→ Records for the exercise:

Segment Open

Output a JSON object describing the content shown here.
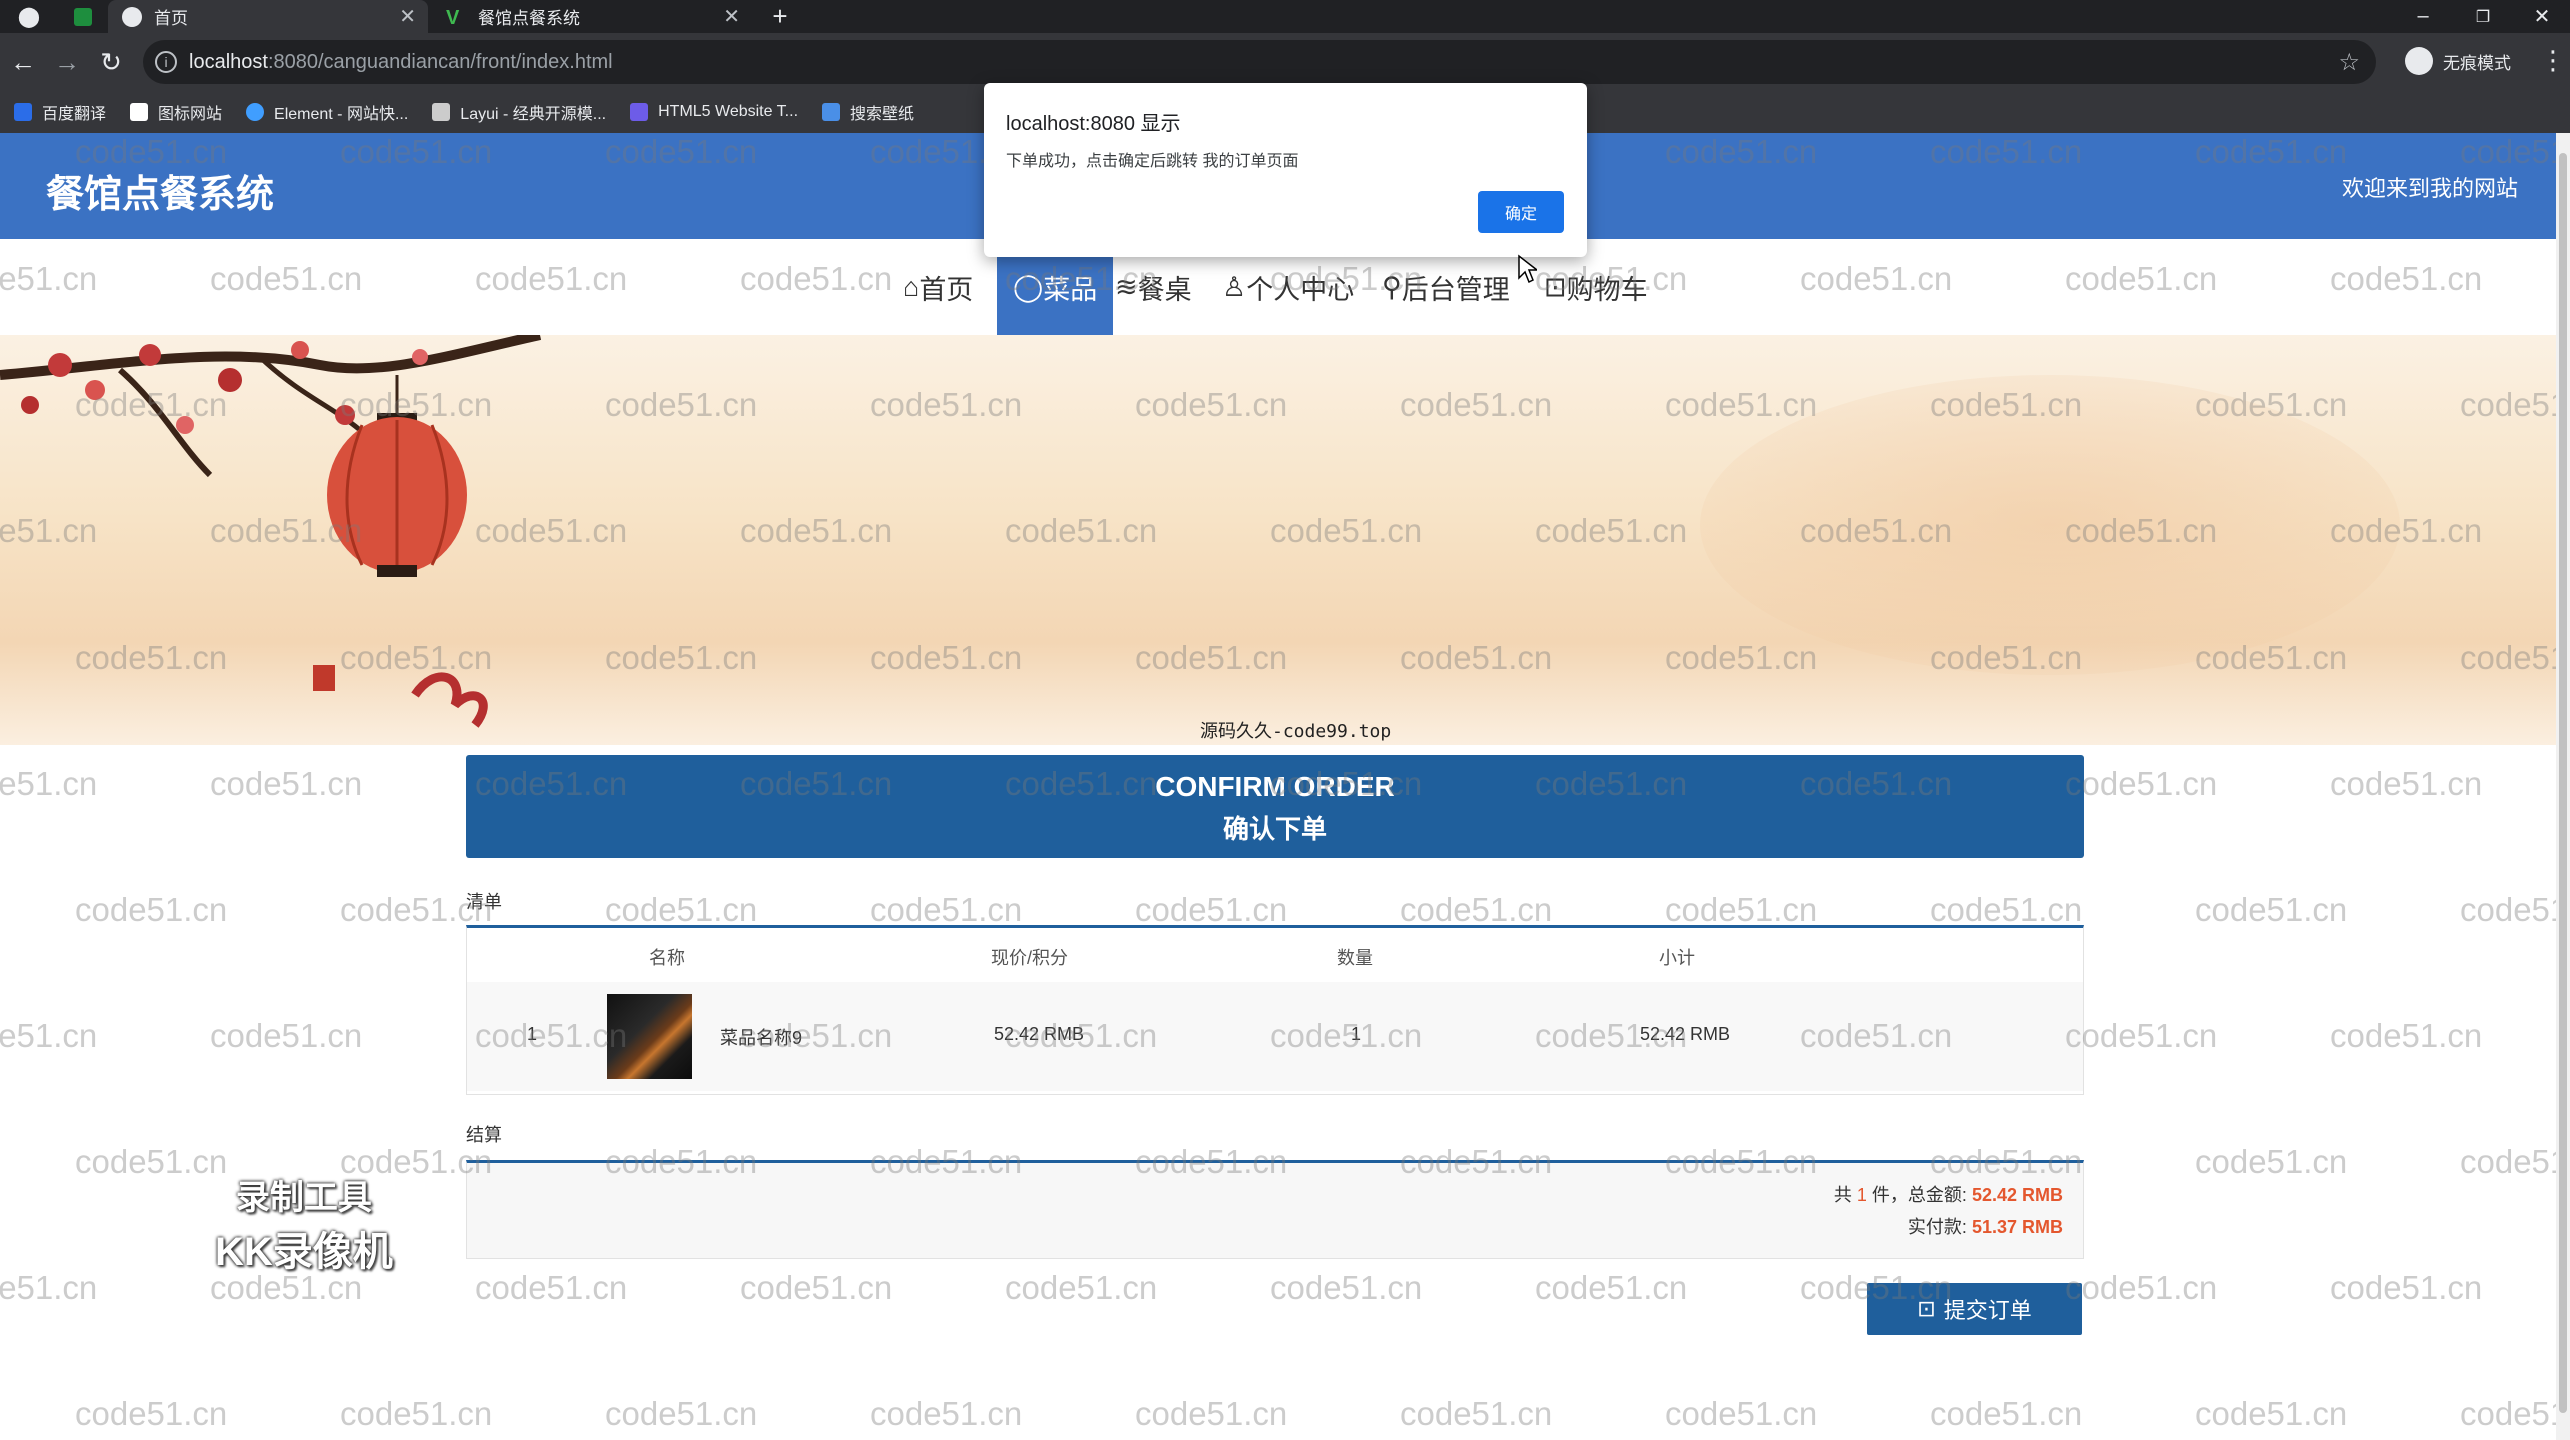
{
  "browser": {
    "tabs": [
      {
        "label": "首页",
        "active": true
      },
      {
        "label": "餐馆点餐系统",
        "active": false
      }
    ],
    "new_tab": "+",
    "url_host": "localhost",
    "url_rest": ":8080/canguandiancan/front/index.html",
    "incognito_label": "无痕模式",
    "bookmarks": [
      {
        "label": "百度翻译",
        "color": "#2b6de8"
      },
      {
        "label": "图标网站",
        "color": "#ffffff"
      },
      {
        "label": "Element - 网站快...",
        "color": "#409eff"
      },
      {
        "label": "Layui - 经典开源模...",
        "color": "#cccccc"
      },
      {
        "label": "HTML5 Website T...",
        "color": "#6d5ce8"
      },
      {
        "label": "搜索壁纸",
        "color": "#4a8fe7"
      }
    ]
  },
  "header": {
    "site_title": "餐馆点餐系统",
    "welcome": "欢迎来到我的网站"
  },
  "nav": {
    "items": [
      {
        "icon": "⌂",
        "label": "首页"
      },
      {
        "icon": "◯",
        "label": "菜品",
        "active": true
      },
      {
        "icon": "≋",
        "label": "餐桌"
      },
      {
        "icon": "♙",
        "label": "个人中心"
      },
      {
        "icon": "⚲",
        "label": "后台管理"
      },
      {
        "icon": "⊡",
        "label": "购物车"
      }
    ]
  },
  "banner_caption": "源码久久-code99.top",
  "confirm": {
    "title_en": "CONFIRM ORDER",
    "title_cn": "确认下单"
  },
  "list": {
    "label": "清单",
    "headers": [
      "名称",
      "现价/积分",
      "数量",
      "小计"
    ],
    "rows": [
      {
        "index": "1",
        "name": "菜品名称9",
        "price": "52.42 RMB",
        "qty": "1",
        "subtotal": "52.42 RMB"
      }
    ]
  },
  "settle": {
    "label": "结算",
    "line1_prefix": "共",
    "count": "1",
    "line1_mid": "件，总金额:",
    "total": "52.42 RMB",
    "line2_prefix": "实付款:",
    "paid": "51.37 RMB"
  },
  "submit_label": "提交订单",
  "watermark_text": "code51.cn",
  "recorder": {
    "line1": "录制工具",
    "line2": "KK录像机"
  },
  "dialog": {
    "title": "localhost:8080 显示",
    "message": "下单成功，点击确定后跳转 我的订单页面",
    "ok_label": "确定"
  },
  "colors": {
    "header_blue": "#3b72c3",
    "primary_blue": "#1f5f9c",
    "price_red": "#e4572e"
  }
}
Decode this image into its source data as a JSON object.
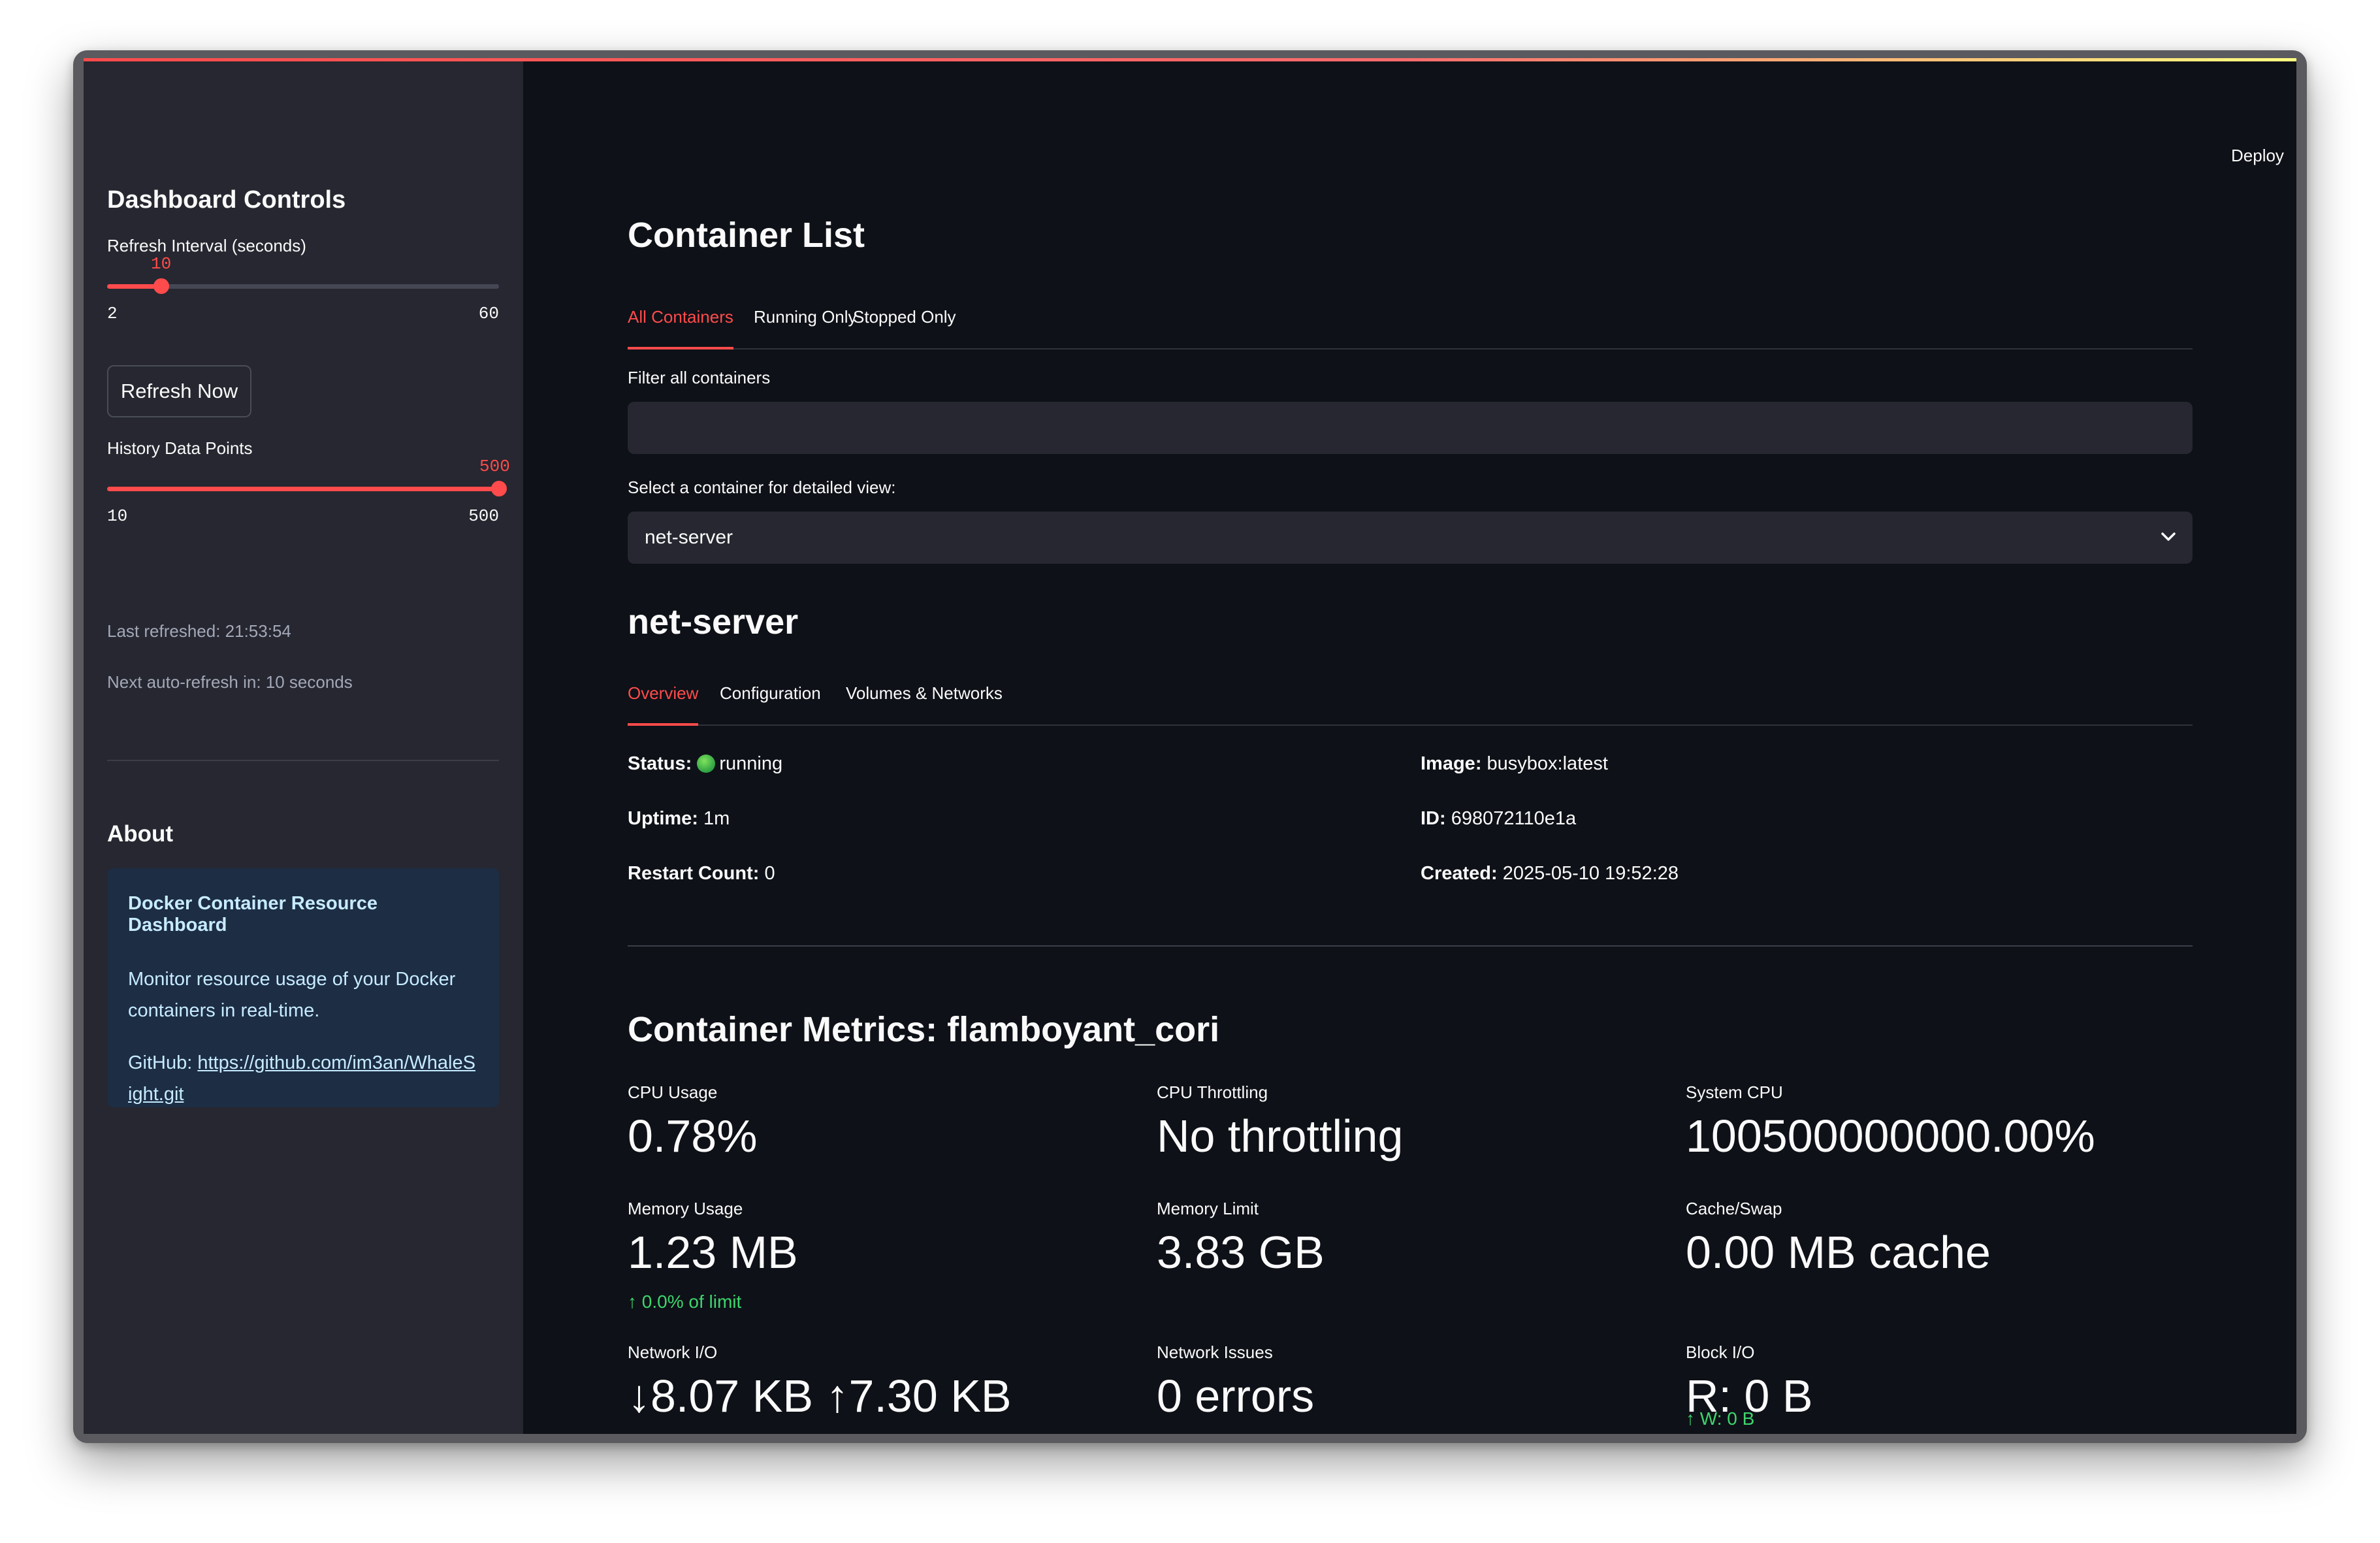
{
  "header": {
    "deploy_label": "Deploy",
    "menu_icon": "kebab-menu-icon"
  },
  "sidebar": {
    "title": "Dashboard Controls",
    "refresh_interval": {
      "label": "Refresh Interval (seconds)",
      "value": "10",
      "min": "2",
      "max": "60",
      "fraction": 0.138
    },
    "refresh_button": "Refresh Now",
    "history_points": {
      "label": "History Data Points",
      "value": "500",
      "min": "10",
      "max": "500",
      "fraction": 1.0
    },
    "last_refreshed": "Last refreshed: 21:53:54",
    "next_refresh": "Next auto-refresh in: 10 seconds",
    "about_title": "About",
    "about_box": {
      "title": "Docker Container Resource Dashboard",
      "description": "Monitor resource usage of your Docker containers in real-time.",
      "github_prefix": "GitHub: ",
      "github_link": "https://github.com/im3an/WhaleSight.git"
    }
  },
  "main": {
    "title": "Container List",
    "tabs": [
      "All Containers",
      "Running Only",
      "Stopped Only"
    ],
    "filter_label": "Filter all containers",
    "filter_value": "",
    "select_label": "Select a container for detailed view:",
    "select_value": "net-server",
    "container_name": "net-server",
    "detail_tabs": [
      "Overview",
      "Configuration",
      "Volumes & Networks"
    ],
    "overview": {
      "status_label": "Status:",
      "status_value": "running",
      "uptime_label": "Uptime:",
      "uptime_value": "1m",
      "restart_label": "Restart Count:",
      "restart_value": "0",
      "image_label": "Image:",
      "image_value": "busybox:latest",
      "id_label": "ID:",
      "id_value": "698072110e1a",
      "created_label": "Created:",
      "created_value": "2025-05-10 19:52:28"
    },
    "metrics_title": "Container Metrics: flamboyant_cori",
    "metrics": {
      "cpu_usage": {
        "label": "CPU Usage",
        "value": "0.78%"
      },
      "cpu_throttling": {
        "label": "CPU Throttling",
        "value": "No throttling"
      },
      "system_cpu": {
        "label": "System CPU",
        "value": "100500000000.00%"
      },
      "memory_usage": {
        "label": "Memory Usage",
        "value": "1.23 MB",
        "delta": "0.0% of limit"
      },
      "memory_limit": {
        "label": "Memory Limit",
        "value": "3.83 GB"
      },
      "cache_swap": {
        "label": "Cache/Swap",
        "value": "0.00 MB cache"
      },
      "network_io": {
        "label": "Network I/O",
        "value": "↓8.07 KB ↑7.30 KB"
      },
      "network_issues": {
        "label": "Network Issues",
        "value": "0 errors"
      },
      "block_io": {
        "label": "Block I/O",
        "value": "R: 0 B",
        "delta": "W: 0 B"
      }
    }
  },
  "colors": {
    "accent": "#ff4b4b",
    "positive": "#3dd56d",
    "background": "#0e1117",
    "sidebar": "#262730"
  }
}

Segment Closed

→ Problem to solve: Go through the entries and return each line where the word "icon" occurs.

→ Result below:
        "icon": "⌂",
        "icon": "◯",
        "icon": "≋",
        "icon": "♙",
        "icon": "⚲",
        "icon": "⊡",
    "menu_icon": "kebab-menu-icon"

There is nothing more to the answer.